# [Task details]
Copy out each line of the entries below in which the string "glyph" appears.
Available data Start Marker
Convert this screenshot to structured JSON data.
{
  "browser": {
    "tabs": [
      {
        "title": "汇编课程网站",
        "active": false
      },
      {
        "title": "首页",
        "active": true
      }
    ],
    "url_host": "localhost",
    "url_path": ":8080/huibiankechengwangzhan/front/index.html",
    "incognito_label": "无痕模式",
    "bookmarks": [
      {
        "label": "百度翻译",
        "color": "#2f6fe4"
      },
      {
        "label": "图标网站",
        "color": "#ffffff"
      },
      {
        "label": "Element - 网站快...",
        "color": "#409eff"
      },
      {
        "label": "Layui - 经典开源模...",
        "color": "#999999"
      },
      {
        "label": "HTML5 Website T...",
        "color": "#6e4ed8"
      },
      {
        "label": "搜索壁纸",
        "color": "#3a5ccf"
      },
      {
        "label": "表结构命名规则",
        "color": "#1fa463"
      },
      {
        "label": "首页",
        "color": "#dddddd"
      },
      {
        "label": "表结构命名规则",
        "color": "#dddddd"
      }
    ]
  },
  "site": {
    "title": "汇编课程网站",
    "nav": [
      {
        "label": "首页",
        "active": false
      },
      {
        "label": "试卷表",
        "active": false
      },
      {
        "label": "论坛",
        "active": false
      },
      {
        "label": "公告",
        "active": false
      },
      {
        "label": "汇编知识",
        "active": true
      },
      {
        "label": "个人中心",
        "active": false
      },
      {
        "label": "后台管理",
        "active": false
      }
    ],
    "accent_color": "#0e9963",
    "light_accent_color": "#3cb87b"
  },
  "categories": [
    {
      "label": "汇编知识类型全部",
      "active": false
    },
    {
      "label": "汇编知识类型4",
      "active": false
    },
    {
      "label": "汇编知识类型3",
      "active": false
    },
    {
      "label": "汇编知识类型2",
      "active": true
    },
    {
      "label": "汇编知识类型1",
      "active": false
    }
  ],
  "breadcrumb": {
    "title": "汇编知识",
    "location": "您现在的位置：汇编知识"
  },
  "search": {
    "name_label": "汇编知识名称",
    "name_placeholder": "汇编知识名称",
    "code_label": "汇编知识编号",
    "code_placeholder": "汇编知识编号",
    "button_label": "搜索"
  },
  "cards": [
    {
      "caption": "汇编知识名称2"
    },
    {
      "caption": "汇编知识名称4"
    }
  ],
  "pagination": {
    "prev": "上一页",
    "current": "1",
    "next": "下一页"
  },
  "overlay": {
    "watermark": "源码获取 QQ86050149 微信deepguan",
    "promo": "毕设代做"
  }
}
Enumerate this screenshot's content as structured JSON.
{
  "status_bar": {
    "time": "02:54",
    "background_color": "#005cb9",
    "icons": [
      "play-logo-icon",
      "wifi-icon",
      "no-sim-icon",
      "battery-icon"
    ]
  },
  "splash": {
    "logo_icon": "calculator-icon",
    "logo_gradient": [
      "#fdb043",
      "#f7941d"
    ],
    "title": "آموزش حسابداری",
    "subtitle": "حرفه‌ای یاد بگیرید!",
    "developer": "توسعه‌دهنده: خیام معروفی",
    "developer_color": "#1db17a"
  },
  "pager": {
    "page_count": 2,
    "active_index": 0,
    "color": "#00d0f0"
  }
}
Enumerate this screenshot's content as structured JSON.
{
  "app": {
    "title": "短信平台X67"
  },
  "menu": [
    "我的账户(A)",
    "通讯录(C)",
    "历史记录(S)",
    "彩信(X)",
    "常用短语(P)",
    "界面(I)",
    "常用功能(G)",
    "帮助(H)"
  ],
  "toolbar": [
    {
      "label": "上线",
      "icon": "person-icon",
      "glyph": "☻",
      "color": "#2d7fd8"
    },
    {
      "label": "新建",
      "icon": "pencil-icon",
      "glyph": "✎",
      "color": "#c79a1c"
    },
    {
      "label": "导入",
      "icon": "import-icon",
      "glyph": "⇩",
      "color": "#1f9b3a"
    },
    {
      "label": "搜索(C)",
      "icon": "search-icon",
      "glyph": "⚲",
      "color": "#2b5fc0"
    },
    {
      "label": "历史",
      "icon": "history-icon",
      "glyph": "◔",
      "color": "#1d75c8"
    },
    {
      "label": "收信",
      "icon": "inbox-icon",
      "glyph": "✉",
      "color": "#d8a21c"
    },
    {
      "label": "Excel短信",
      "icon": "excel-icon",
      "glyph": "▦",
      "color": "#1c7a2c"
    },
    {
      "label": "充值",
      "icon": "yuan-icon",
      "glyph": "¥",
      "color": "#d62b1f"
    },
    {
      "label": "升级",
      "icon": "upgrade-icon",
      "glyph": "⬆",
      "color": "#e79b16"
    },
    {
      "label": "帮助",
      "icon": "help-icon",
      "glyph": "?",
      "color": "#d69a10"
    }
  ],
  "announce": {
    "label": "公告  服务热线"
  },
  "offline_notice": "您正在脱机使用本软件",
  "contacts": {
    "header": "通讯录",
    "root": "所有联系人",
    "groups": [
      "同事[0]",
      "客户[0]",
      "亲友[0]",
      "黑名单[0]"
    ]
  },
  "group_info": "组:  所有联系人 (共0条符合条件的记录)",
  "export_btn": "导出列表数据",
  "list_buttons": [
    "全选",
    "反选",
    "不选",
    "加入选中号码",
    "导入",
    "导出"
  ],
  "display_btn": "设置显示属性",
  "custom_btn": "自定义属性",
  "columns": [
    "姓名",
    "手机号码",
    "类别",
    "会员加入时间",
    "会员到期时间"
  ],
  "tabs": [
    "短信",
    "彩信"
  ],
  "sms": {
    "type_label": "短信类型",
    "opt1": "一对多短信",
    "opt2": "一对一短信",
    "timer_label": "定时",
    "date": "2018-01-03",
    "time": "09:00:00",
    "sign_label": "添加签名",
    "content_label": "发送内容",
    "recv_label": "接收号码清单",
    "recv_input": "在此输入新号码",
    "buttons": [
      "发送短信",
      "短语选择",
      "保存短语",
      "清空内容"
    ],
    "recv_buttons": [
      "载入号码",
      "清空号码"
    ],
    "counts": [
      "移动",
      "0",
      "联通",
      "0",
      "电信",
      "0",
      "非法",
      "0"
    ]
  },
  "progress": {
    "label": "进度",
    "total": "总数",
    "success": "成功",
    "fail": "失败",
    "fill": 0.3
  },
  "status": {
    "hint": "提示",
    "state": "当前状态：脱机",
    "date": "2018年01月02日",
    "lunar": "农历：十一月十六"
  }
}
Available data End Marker
# [Exercise output]
      "glyph": "☻",
      "glyph": "✎",
      "glyph": "⇩",
      "glyph": "⚲",
      "glyph": "◔",
      "glyph": "✉",
      "glyph": "▦",
      "glyph": "¥",
      "glyph": "⬆",
      "glyph": "?",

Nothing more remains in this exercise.